Prompt: The response must contain every line from the records below that has "username".

── Exercise data

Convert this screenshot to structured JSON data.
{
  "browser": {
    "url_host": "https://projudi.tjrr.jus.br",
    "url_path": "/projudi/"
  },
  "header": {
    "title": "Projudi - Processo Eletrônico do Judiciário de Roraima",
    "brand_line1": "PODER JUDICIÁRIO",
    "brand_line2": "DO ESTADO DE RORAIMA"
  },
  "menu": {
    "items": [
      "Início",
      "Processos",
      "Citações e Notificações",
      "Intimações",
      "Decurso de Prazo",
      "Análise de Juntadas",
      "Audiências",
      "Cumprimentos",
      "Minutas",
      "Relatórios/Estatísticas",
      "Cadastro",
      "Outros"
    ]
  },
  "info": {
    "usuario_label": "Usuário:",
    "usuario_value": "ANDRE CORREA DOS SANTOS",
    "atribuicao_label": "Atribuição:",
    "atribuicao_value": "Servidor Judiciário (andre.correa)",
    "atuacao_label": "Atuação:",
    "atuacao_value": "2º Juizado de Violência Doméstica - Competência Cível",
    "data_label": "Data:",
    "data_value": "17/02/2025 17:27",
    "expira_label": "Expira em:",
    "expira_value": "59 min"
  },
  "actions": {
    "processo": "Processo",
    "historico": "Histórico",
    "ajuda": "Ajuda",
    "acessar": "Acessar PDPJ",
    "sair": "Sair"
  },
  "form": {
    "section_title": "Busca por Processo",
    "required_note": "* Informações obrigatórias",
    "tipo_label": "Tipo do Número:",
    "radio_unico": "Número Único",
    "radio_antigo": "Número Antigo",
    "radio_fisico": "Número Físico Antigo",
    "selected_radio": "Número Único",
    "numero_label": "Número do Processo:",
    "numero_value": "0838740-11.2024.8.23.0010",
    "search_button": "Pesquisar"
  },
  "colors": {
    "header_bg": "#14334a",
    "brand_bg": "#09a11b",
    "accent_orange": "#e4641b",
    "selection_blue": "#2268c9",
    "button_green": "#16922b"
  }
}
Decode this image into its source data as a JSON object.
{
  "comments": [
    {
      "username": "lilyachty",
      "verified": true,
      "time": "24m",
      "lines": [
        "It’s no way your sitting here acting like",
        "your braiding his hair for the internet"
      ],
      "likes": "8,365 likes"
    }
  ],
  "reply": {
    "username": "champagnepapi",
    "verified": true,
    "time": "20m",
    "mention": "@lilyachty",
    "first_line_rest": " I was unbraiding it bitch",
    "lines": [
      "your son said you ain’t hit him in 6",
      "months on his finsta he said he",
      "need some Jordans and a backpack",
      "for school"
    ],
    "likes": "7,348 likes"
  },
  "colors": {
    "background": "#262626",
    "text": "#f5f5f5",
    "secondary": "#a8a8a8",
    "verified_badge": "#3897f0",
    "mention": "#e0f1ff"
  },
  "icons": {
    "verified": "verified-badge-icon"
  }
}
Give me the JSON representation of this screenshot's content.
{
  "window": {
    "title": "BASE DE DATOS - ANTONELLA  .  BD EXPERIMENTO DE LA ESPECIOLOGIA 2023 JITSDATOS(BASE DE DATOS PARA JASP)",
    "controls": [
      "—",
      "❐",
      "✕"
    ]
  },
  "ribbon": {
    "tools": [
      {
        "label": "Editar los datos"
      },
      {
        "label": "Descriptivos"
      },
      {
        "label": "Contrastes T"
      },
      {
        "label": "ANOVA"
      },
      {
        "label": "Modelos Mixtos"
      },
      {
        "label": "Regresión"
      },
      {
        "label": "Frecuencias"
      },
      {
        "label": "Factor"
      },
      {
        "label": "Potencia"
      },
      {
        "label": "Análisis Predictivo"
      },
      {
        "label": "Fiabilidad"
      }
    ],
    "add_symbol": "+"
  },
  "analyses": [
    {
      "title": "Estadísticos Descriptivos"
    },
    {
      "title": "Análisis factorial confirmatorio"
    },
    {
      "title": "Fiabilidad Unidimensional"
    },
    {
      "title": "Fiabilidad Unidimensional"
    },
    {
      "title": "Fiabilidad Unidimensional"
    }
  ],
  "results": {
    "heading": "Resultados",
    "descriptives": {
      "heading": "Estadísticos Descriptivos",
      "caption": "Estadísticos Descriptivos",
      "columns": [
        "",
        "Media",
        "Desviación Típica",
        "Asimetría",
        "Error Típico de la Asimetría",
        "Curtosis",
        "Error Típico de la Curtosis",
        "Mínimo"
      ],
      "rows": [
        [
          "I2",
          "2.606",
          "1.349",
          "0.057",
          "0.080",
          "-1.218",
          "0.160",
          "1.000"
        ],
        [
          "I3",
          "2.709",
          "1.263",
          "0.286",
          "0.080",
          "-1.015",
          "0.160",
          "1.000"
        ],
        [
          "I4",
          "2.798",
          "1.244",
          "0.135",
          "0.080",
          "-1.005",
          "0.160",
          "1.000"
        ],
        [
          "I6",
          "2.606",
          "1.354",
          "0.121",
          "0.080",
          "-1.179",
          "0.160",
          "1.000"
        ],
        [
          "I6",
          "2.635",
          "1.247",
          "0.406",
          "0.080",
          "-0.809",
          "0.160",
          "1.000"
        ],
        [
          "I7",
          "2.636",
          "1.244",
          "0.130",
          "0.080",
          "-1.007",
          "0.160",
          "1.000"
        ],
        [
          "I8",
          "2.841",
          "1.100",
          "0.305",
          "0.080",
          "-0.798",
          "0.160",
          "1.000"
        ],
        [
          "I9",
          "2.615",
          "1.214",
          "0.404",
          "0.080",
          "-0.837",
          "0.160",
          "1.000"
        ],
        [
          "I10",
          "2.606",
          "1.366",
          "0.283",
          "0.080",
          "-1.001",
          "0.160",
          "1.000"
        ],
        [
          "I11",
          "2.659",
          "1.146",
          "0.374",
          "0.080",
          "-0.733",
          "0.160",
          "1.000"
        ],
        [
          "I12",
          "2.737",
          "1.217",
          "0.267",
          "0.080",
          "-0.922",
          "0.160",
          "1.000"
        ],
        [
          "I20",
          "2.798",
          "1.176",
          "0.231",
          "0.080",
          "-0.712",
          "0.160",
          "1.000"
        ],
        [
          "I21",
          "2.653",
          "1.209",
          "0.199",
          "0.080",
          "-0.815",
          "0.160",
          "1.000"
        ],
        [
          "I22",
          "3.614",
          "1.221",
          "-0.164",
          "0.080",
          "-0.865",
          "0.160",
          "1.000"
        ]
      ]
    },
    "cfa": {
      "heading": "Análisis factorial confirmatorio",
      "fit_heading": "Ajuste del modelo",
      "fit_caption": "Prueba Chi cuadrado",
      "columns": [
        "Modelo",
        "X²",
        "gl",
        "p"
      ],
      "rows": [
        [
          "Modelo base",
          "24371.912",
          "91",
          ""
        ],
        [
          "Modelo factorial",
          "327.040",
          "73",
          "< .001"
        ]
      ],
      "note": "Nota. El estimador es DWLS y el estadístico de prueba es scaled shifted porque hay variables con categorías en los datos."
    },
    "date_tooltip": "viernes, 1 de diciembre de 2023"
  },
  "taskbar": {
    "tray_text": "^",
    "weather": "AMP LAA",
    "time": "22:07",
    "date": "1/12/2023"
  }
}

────

Response area:
      "username": "lilyachty",
    "username": "champagnepapi",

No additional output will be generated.